In 2013, Kyushu University Hospital in Japan created the world’s first outpatient clinic for hikikomori research. The purpose was to understand a little more about this shocking reality. Thanks to their initiative, an investigation was finally published in Dialogues in Clinical Neuroscience. The findings were as follows:
- Biomarkers associated with hikikomori syndrome have been discovered in the blood. In fact, the levels of ornithine and serum arginase activity are much higher than in the population without this socially isolating characteristic.
- These are types of molecules associated with different bodily functions. For example, the regulation of blood pressure and the urea cycle. They’re also often present in people dealing with major depression or seasonal affective disorder.
- A small alteration has also been seen in acylcarnitines, compounds that are key in supplying energy to the brain.
For now, Dr. Takahiro A. Kato of the Faculty of Medical Sciences of the University of Kyushu, the instigator of the study insists that these investigations are just the beginning of the quest to understand what orchestrates hikikomori syndrome. However, data from more patients globally, not just from Japan are needed.
We know that 80 percent of sufferers of this syndrome are men. Understanding the biological, social, and psychological roots of the condition will allow us to better address this growing problem.
Other origins and triggers of hikikomori
It seems that the biological origin of hikikomori syndrome is clearer than the psychological trigger.
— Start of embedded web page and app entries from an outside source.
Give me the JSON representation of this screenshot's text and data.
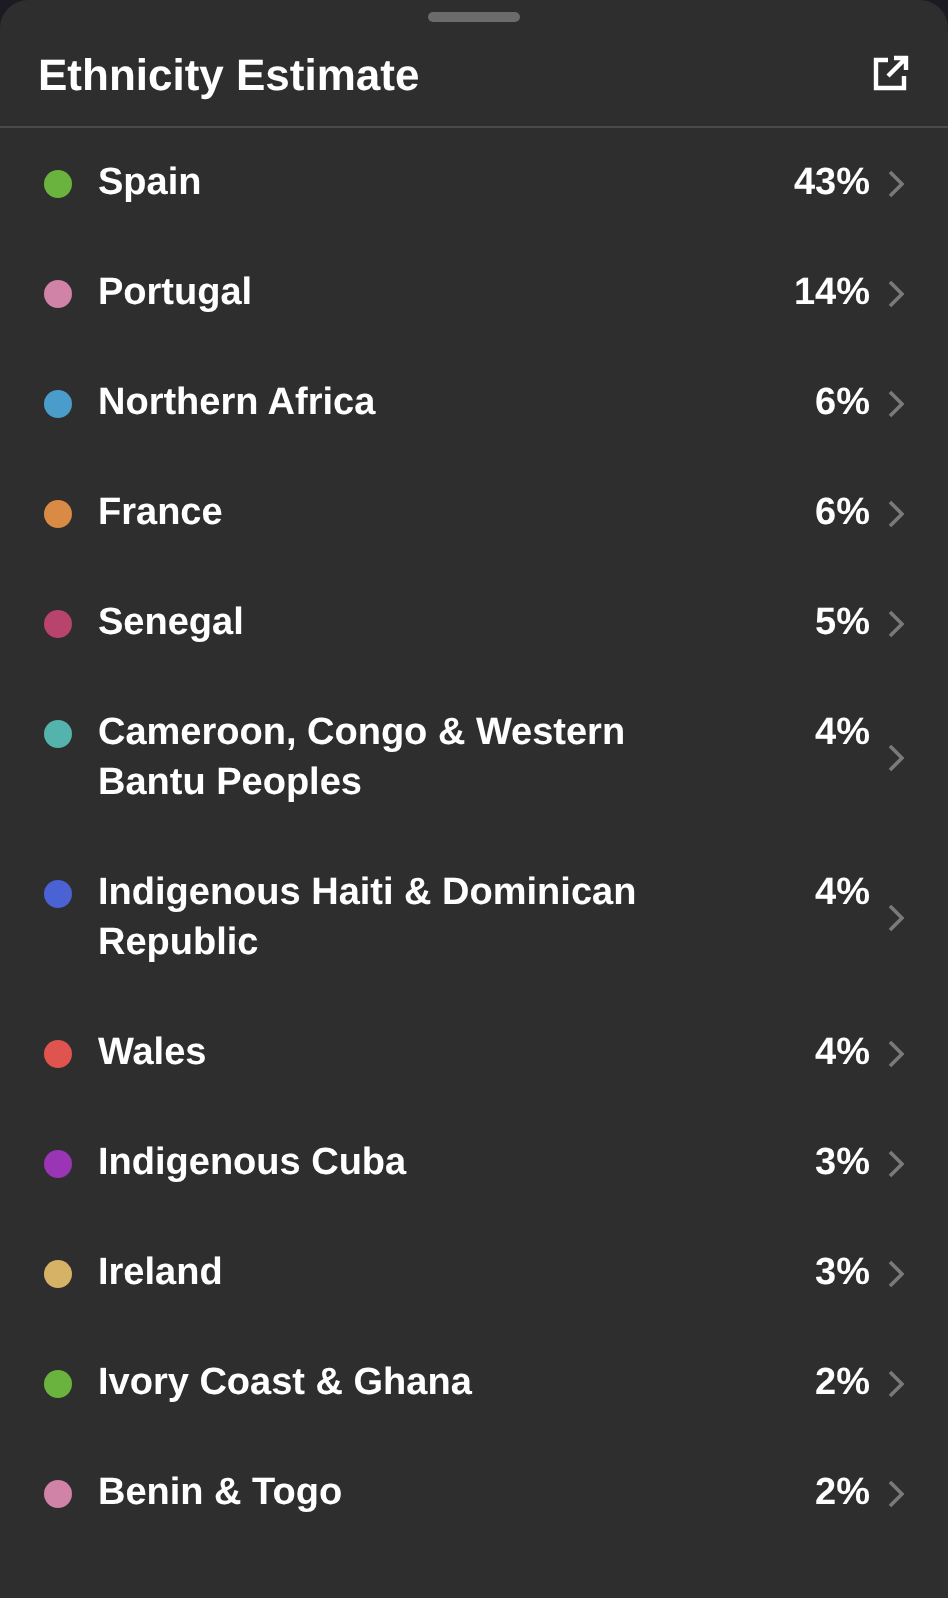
{
  "title": "Ethnicity Estimate",
  "regions": [
    {
      "name": "Spain",
      "percent": "43%",
      "color": "#6bb33f"
    },
    {
      "name": "Portugal",
      "percent": "14%",
      "color": "#d083a6"
    },
    {
      "name": "Northern Africa",
      "percent": "6%",
      "color": "#4a9ccb"
    },
    {
      "name": "France",
      "percent": "6%",
      "color": "#d98a45"
    },
    {
      "name": "Senegal",
      "percent": "5%",
      "color": "#b8436c"
    },
    {
      "name": "Cameroon, Congo & Western Bantu Peoples",
      "percent": "4%",
      "color": "#55b3ad"
    },
    {
      "name": "Indigenous Haiti & Dominican Republic",
      "percent": "4%",
      "color": "#4a62d3"
    },
    {
      "name": "Wales",
      "percent": "4%",
      "color": "#e0544f"
    },
    {
      "name": "Indigenous Cuba",
      "percent": "3%",
      "color": "#9a35b5"
    },
    {
      "name": "Ireland",
      "percent": "3%",
      "color": "#d6b266"
    },
    {
      "name": "Ivory Coast & Ghana",
      "percent": "2%",
      "color": "#6bb33f"
    },
    {
      "name": "Benin & Togo",
      "percent": "2%",
      "color": "#d083a6"
    }
  ]
}
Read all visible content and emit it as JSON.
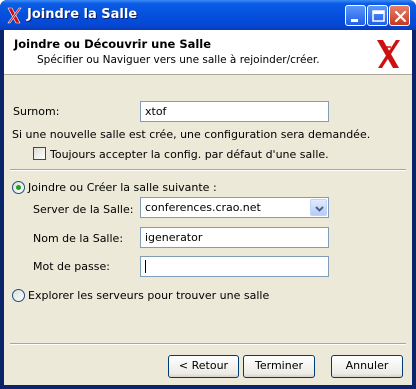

Indeed, although some sufferers exhibit depression, schizophrenia, and social anxiety disorder, this is infrequent and not significant enough to establish a causal relationship.
It’s clearly a pathological kind of social isolation. The sufferer chooses to lock themselves away because they don’t perceive themselves as suitable in a competitive and demanding context. This escape mechanism grants them protection, but not real well-being. In fact, these men (for the most part) don’t feel fulfilled or satisfied.
Due to their isolation, they escape through video games or through the use of the Internet, social media, etc. This leads, in many cases, to internet addiction and the development of more phobias, such as the fear of open spaces (agoraphobia). As a matter of fact, today, there are ‘hikikomoris’ who’ve been locked up in a room in the family home for years.
Encouragingly, the therapeutic mechanisms that are being developed to assist sufferers are becoming increasingly sophisticated. For example, a Japanese company has designed a robot to encourage social contact among them. Also, some universities have created online programs to encourage the development of strengths to improve their self-esteem.
Fortunately, it appears that increasing progress is being made in understanding a syndrome that’s no longer exclusive to Japan.It might interest you...
All cited sources were thoroughly reviewed by our team to ensure their quality, reliability, currency, and validity. The bibliography of this article was considered reliable and of academic or scientific accuracy.
- (2021) Blood metabolic signatures of hikikomori, pathological social withdrawal, Dialogues in Clinical Neuroscience, 23:1, 14-28, DOI: 10.1080/19585969.2022.2046978
- Katsuki, R., Inoue, A., Indias, S., Kurahara, K., Kuwano, N., Funatsu, F., Kubo, H., Kanba, S., & Kato, T. A. (2019). Clarifying Deeper Psychological Characteristics of Hikikomori Using the Rorschach Comprehensive System: A Pilot Case-Control Study. Frontiers in psychiatry, 10, 412. https://doi.org/10.3389/fpsyt.2019.00412